* **Supplied data**
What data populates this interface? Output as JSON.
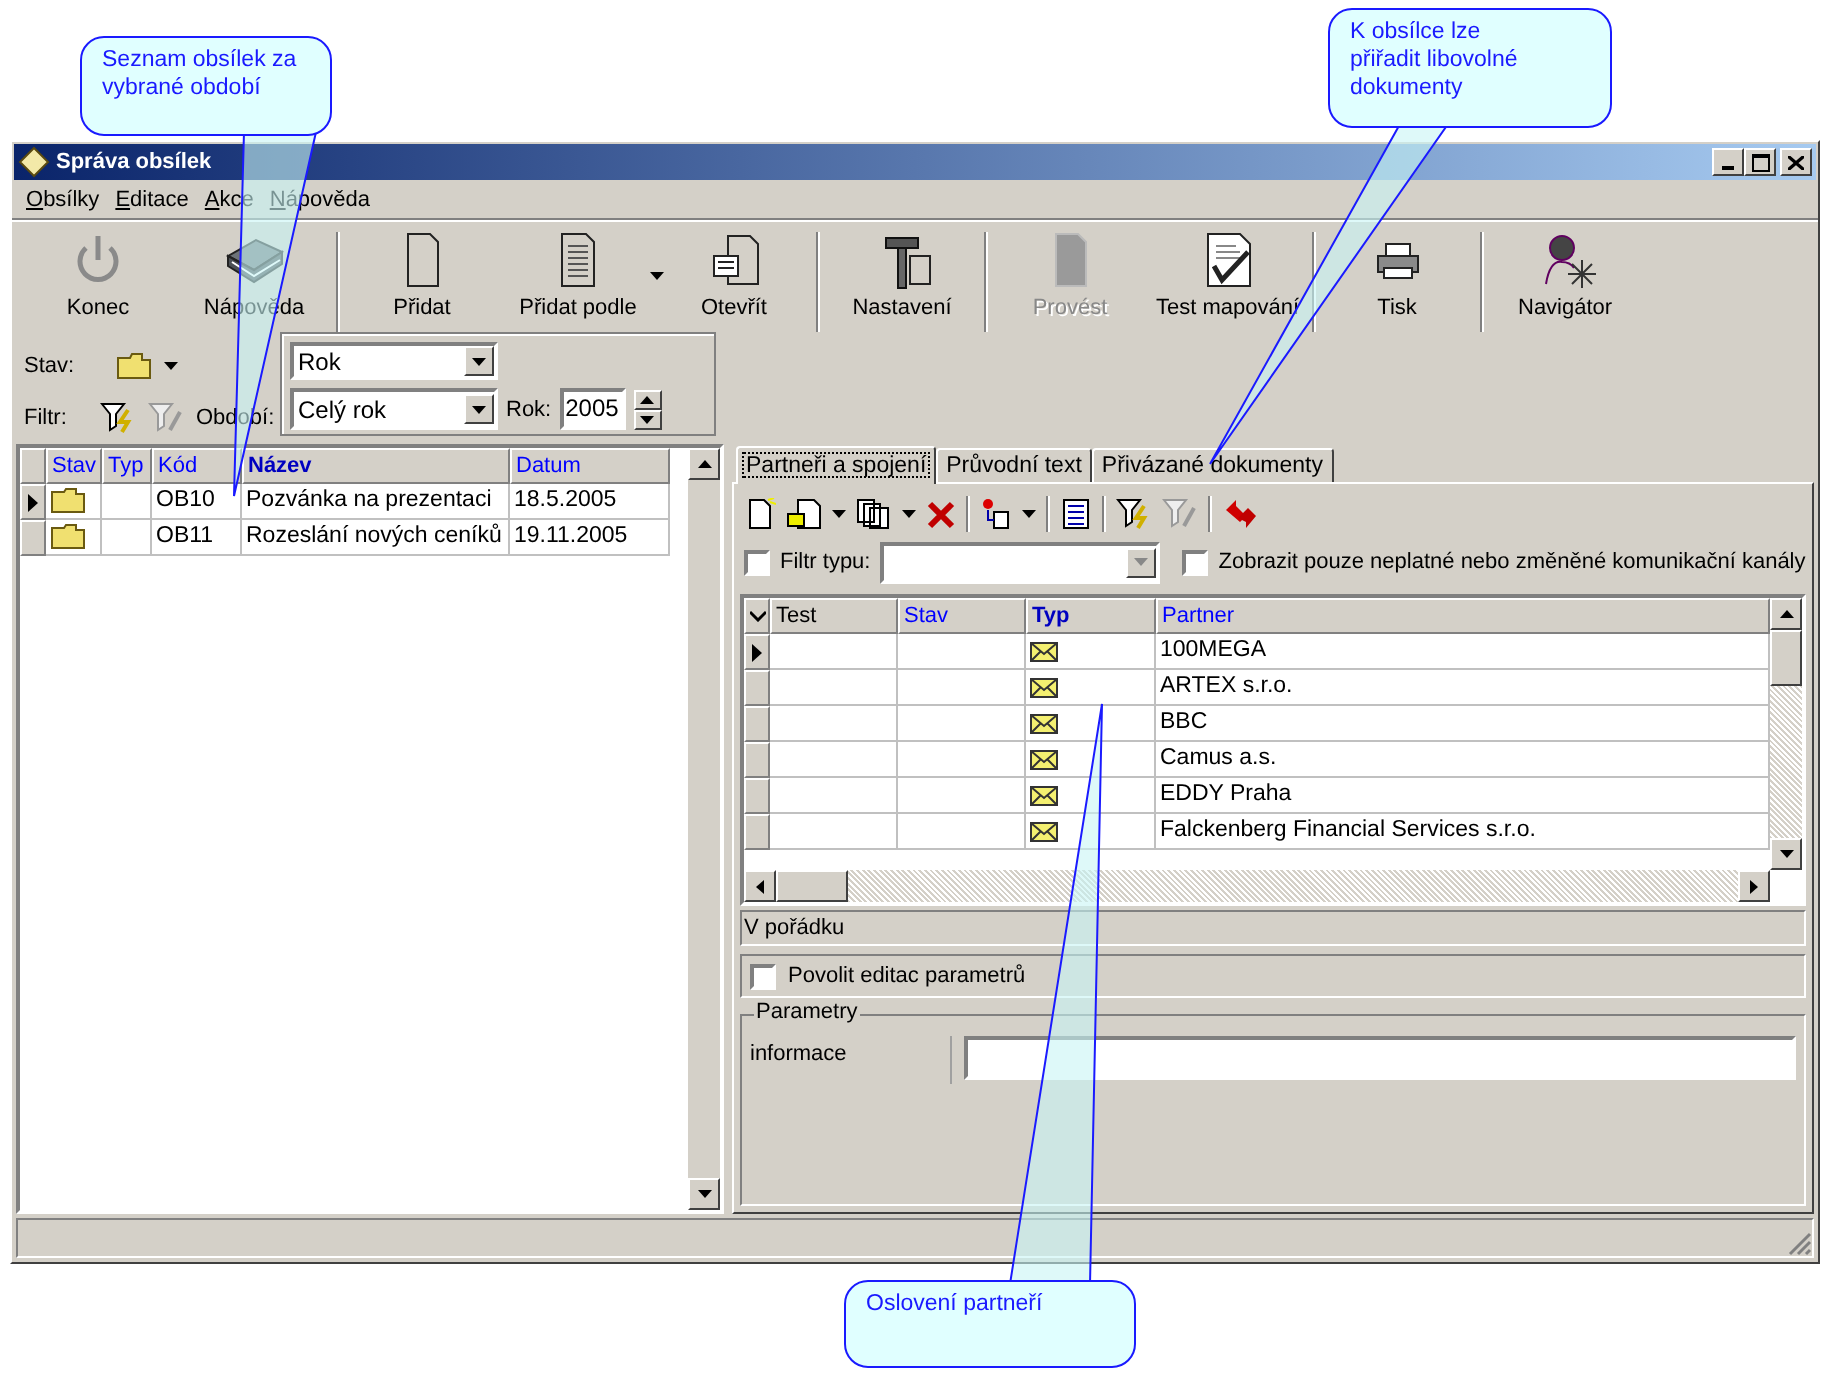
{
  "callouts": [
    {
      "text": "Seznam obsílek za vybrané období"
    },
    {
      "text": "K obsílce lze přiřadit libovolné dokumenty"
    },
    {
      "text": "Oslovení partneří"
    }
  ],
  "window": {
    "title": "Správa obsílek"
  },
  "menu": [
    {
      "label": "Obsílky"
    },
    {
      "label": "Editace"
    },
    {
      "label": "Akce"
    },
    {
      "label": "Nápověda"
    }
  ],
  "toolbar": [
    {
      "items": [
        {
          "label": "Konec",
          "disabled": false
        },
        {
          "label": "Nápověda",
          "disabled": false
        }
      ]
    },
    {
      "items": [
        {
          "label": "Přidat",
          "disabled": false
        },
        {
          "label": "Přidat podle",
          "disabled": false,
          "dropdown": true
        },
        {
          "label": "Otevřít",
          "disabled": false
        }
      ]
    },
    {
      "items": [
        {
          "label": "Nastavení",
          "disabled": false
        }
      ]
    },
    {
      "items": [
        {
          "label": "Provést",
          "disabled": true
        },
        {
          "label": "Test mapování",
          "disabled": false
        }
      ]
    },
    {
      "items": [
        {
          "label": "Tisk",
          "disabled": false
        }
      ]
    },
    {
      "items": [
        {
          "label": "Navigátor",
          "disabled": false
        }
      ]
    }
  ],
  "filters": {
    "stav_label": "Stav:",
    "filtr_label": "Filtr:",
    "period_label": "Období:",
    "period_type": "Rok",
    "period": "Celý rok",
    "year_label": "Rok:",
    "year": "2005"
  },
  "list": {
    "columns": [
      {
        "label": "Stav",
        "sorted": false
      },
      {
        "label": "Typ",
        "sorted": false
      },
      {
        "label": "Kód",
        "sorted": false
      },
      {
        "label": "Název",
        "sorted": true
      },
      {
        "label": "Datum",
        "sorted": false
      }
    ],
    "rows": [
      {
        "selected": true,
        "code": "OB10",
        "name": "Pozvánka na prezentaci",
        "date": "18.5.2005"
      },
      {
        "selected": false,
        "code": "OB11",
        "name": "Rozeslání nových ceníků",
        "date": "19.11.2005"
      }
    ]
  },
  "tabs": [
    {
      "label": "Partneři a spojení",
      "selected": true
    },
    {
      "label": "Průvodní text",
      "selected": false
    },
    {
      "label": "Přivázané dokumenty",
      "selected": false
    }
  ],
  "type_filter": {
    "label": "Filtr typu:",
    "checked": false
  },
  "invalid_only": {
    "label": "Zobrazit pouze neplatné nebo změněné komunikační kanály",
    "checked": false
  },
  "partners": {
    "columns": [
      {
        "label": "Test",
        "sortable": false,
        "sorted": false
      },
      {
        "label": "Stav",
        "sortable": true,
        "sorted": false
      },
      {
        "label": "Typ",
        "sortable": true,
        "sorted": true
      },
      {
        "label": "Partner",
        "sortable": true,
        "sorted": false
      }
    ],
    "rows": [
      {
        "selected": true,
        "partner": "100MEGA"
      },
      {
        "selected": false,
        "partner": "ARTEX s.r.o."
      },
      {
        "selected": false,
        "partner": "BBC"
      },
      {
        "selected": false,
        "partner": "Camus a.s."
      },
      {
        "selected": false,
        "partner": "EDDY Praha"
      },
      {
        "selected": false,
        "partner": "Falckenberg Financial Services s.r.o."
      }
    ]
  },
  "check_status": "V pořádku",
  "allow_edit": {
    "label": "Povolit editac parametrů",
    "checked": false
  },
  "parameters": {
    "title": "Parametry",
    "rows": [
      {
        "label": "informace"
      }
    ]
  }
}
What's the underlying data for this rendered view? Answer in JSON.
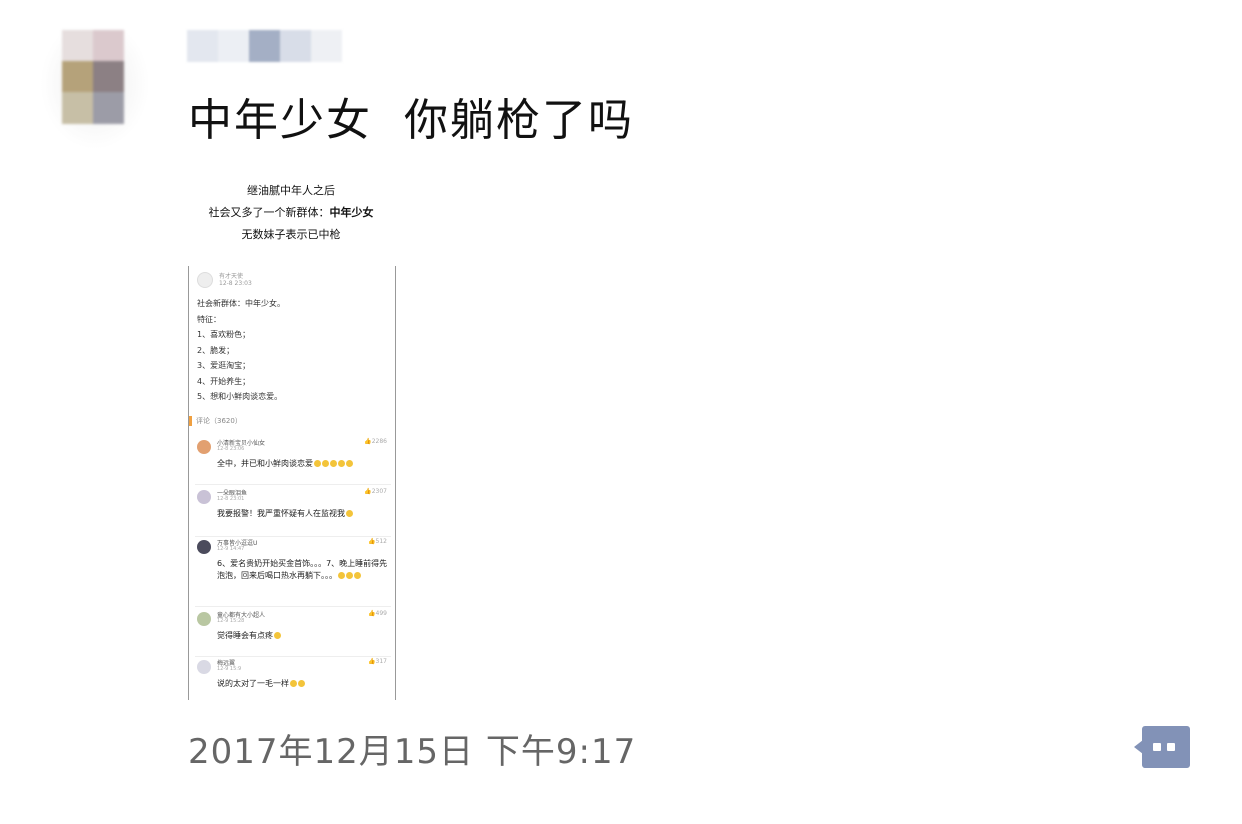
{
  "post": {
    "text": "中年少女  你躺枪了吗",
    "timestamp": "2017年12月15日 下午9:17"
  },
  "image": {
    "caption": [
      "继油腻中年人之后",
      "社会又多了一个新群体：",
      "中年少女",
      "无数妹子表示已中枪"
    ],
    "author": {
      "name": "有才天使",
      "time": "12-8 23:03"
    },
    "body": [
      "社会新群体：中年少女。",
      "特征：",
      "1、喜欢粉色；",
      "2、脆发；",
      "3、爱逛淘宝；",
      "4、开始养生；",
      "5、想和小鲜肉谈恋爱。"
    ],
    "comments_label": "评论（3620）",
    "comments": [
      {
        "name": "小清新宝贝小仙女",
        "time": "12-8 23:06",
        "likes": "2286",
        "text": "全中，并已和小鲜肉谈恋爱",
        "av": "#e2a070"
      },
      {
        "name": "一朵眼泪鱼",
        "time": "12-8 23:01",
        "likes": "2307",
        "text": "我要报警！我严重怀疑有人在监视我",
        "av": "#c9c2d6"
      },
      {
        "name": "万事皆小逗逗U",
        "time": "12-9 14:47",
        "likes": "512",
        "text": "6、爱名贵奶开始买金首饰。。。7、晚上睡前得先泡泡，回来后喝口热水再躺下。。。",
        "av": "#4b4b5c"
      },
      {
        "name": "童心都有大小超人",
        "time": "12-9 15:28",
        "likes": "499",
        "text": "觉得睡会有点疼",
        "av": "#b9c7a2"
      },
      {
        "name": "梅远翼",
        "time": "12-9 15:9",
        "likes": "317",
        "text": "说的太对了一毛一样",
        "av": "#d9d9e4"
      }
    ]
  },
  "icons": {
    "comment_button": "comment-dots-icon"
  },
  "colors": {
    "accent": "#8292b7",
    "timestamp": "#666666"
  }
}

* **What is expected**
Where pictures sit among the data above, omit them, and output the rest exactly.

* **Answer below**
What data populates this interface? Output as JSON.
{
  "callouts": [
    {
      "text": "Seznam obsílek za vybrané období"
    },
    {
      "text": "K obsílce lze přiřadit libovolné dokumenty"
    },
    {
      "text": "Oslovení partneří"
    }
  ],
  "window": {
    "title": "Správa obsílek"
  },
  "menu": [
    {
      "label": "Obsílky"
    },
    {
      "label": "Editace"
    },
    {
      "label": "Akce"
    },
    {
      "label": "Nápověda"
    }
  ],
  "toolbar": [
    {
      "items": [
        {
          "label": "Konec",
          "disabled": false
        },
        {
          "label": "Nápověda",
          "disabled": false
        }
      ]
    },
    {
      "items": [
        {
          "label": "Přidat",
          "disabled": false
        },
        {
          "label": "Přidat podle",
          "disabled": false,
          "dropdown": true
        },
        {
          "label": "Otevřít",
          "disabled": false
        }
      ]
    },
    {
      "items": [
        {
          "label": "Nastavení",
          "disabled": false
        }
      ]
    },
    {
      "items": [
        {
          "label": "Provést",
          "disabled": true
        },
        {
          "label": "Test mapování",
          "disabled": false
        }
      ]
    },
    {
      "items": [
        {
          "label": "Tisk",
          "disabled": false
        }
      ]
    },
    {
      "items": [
        {
          "label": "Navigátor",
          "disabled": false
        }
      ]
    }
  ],
  "filters": {
    "stav_label": "Stav:",
    "filtr_label": "Filtr:",
    "period_label": "Období:",
    "period_type": "Rok",
    "period": "Celý rok",
    "year_label": "Rok:",
    "year": "2005"
  },
  "list": {
    "columns": [
      {
        "label": "Stav",
        "sorted": false
      },
      {
        "label": "Typ",
        "sorted": false
      },
      {
        "label": "Kód",
        "sorted": false
      },
      {
        "label": "Název",
        "sorted": true
      },
      {
        "label": "Datum",
        "sorted": false
      }
    ],
    "rows": [
      {
        "selected": true,
        "code": "OB10",
        "name": "Pozvánka na prezentaci",
        "date": "18.5.2005"
      },
      {
        "selected": false,
        "code": "OB11",
        "name": "Rozeslání nových ceníků",
        "date": "19.11.2005"
      }
    ]
  },
  "tabs": [
    {
      "label": "Partneři a spojení",
      "selected": true
    },
    {
      "label": "Průvodní text",
      "selected": false
    },
    {
      "label": "Přivázané dokumenty",
      "selected": false
    }
  ],
  "type_filter": {
    "label": "Filtr typu:",
    "checked": false
  },
  "invalid_only": {
    "label": "Zobrazit pouze neplatné nebo změněné komunikační kanály",
    "checked": false
  },
  "partners": {
    "columns": [
      {
        "label": "Test",
        "sortable": false,
        "sorted": false
      },
      {
        "label": "Stav",
        "sortable": true,
        "sorted": false
      },
      {
        "label": "Typ",
        "sortable": true,
        "sorted": true
      },
      {
        "label": "Partner",
        "sortable": true,
        "sorted": false
      }
    ],
    "rows": [
      {
        "selected": true,
        "partner": "100MEGA"
      },
      {
        "selected": false,
        "partner": "ARTEX s.r.o."
      },
      {
        "selected": false,
        "partner": "BBC"
      },
      {
        "selected": false,
        "partner": "Camus a.s."
      },
      {
        "selected": false,
        "partner": "EDDY Praha"
      },
      {
        "selected": false,
        "partner": "Falckenberg Financial Services s.r.o."
      }
    ]
  },
  "check_status": "V pořádku",
  "allow_edit": {
    "label": "Povolit editac parametrů",
    "checked": false
  },
  "parameters": {
    "title": "Parametry",
    "rows": [
      {
        "label": "informace"
      }
    ]
  }
}
What's the underlying data for this rendered view? Answer in JSON.
{
  "post": {
    "text": "中年少女  你躺枪了吗",
    "timestamp": "2017年12月15日 下午9:17"
  },
  "image": {
    "caption": [
      "继油腻中年人之后",
      "社会又多了一个新群体：",
      "中年少女",
      "无数妹子表示已中枪"
    ],
    "author": {
      "name": "有才天使",
      "time": "12-8 23:03"
    },
    "body": [
      "社会新群体：中年少女。",
      "特征：",
      "1、喜欢粉色；",
      "2、脆发；",
      "3、爱逛淘宝；",
      "4、开始养生；",
      "5、想和小鲜肉谈恋爱。"
    ],
    "comments_label": "评论（3620）",
    "comments": [
      {
        "name": "小清新宝贝小仙女",
        "time": "12-8 23:06",
        "likes": "2286",
        "text": "全中，并已和小鲜肉谈恋爱",
        "av": "#e2a070"
      },
      {
        "name": "一朵眼泪鱼",
        "time": "12-8 23:01",
        "likes": "2307",
        "text": "我要报警！我严重怀疑有人在监视我",
        "av": "#c9c2d6"
      },
      {
        "name": "万事皆小逗逗U",
        "time": "12-9 14:47",
        "likes": "512",
        "text": "6、爱名贵奶开始买金首饰。。。7、晚上睡前得先泡泡，回来后喝口热水再躺下。。。",
        "av": "#4b4b5c"
      },
      {
        "name": "童心都有大小超人",
        "time": "12-9 15:28",
        "likes": "499",
        "text": "觉得睡会有点疼",
        "av": "#b9c7a2"
      },
      {
        "name": "梅远翼",
        "time": "12-9 15:9",
        "likes": "317",
        "text": "说的太对了一毛一样",
        "av": "#d9d9e4"
      }
    ]
  },
  "icons": {
    "comment_button": "comment-dots-icon"
  },
  "colors": {
    "accent": "#8292b7",
    "timestamp": "#666666"
  }
}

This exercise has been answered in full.